With her fourth issue, Gail Simone proves once again why she is such a good fit for this rebooted series. The new issue continues a tradition of action-packed stories with some really fantastic art. And the same goes for artist Walter Geovani. I’ve always loved his work, and he continues to impress.
There are some comics out there that are all action and little plot/characterisation. There are some comics that are the reverse as well, heavy on the plot/characterisation and little action. In that regard, there are few comics that manage to balance the two, and balance them well at that. This is where Gail Simone’s current run on Batgirl comes in because it is one of those few ongoing series that maintains that balance.
When last we were with Barbara Gordon, she had just suffered one of the lowest points of her life and things looked really dire for her as the Wanted arc kicked off to fanfare and horribly moving moments. As with Scott Snyder’s Batman, Gail’s Batgirl is one of the very few DC books that manages to be helluva consistent issue to issue, and Batgirl #24 is the latest in that stellar consistency.

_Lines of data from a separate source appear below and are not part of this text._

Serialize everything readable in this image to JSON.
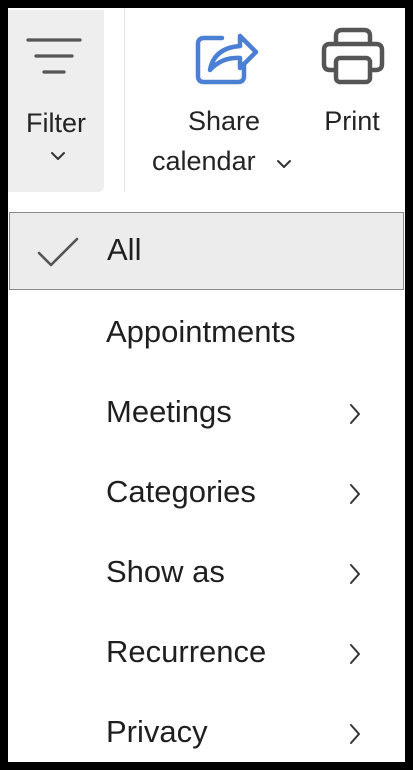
{
  "ribbon": {
    "filter": {
      "label": "Filter",
      "icon": "filter-lines-icon"
    },
    "share_calendar": {
      "label_line1": "Share",
      "label_line2": "calendar",
      "icon": "share-arrow-icon"
    },
    "print": {
      "label": "Print",
      "icon": "printer-icon"
    }
  },
  "filter_menu": {
    "items": [
      {
        "label": "All",
        "checked": true,
        "has_submenu": false
      },
      {
        "label": "Appointments",
        "checked": false,
        "has_submenu": false
      },
      {
        "label": "Meetings",
        "checked": false,
        "has_submenu": true
      },
      {
        "label": "Categories",
        "checked": false,
        "has_submenu": true
      },
      {
        "label": "Show as",
        "checked": false,
        "has_submenu": true
      },
      {
        "label": "Recurrence",
        "checked": false,
        "has_submenu": true
      },
      {
        "label": "Privacy",
        "checked": false,
        "has_submenu": true
      }
    ]
  },
  "colors": {
    "accent": "#4a7fd4",
    "text": "#242424",
    "selected_bg": "#ececec",
    "icon_gray": "#555555"
  }
}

This week was filled with reading a lot more than just the regular DC books. I read a fair amount of Marvel stuff this time, and also other titles from other publishers, particularly Vertigo, which is a DC imprint. A lot of these comics were really good, some not so much, and that’s pretty much normal really. Never a full week of solid comics. An impossibility I think.
I wasn’t able to get around to reading any graphic novels this time around, sadly, mostly because I was caught up reading a really big fat military space opera novel. It was written by a favourite author so that helped get over that a little bit but the book still took too much time. Not to mention that I was generally short on time so had to make do with reading single issues.
Perhaps this week I can get a couple graphic novels down!
So here we are. Another month, another issue of The Movement. The interruption of Villain’s Month really threw a spanner in the works, since The Movement is very much a fringe title in the DC Universe and doesn’t really have any relation to the wider setting, even though it does have superheroes in it. And that’s kind of what I love about it, that it is set in its own small corner of the DC-verse and that it is able to stand on its own, and that it definitely doesn’t go down into any of the crossover mania that is dominant with the Big 2 right now.
Up until now, Gail Simone and Freddie Williams have delivered on a really great series, across four issues, and they’ve only gotten better with each issue. With the new one, things take a slight dip, mostly to do with the art, but The Movement is still one of the best books that DC is putting out, for precisely the reason that it is a standalone series and that it deals with completely different concepts than any of DC’s other titles.
Earlier this month I posted two surveys on my blog. Sort-of surveys at any rate. You can find the one about books here and the one about comics here. I really had a lot of fun doing those, and I thought it would be fun to doing them again, but with a cool twist that I hope sounds as inspired to you as it does me. Or maybe not.
I spent the last 3 hours thinking of some kind of a blogpost to write. There are some ideas I had but nothing I could put up today, which was the whole point really. So yeah, this is going to follow the same meta layout as the other surveys. I’m not limiting this survey to just novelists, I’m including comics writers as well.
Hope you enjoy! And do share your thoughts in the comments!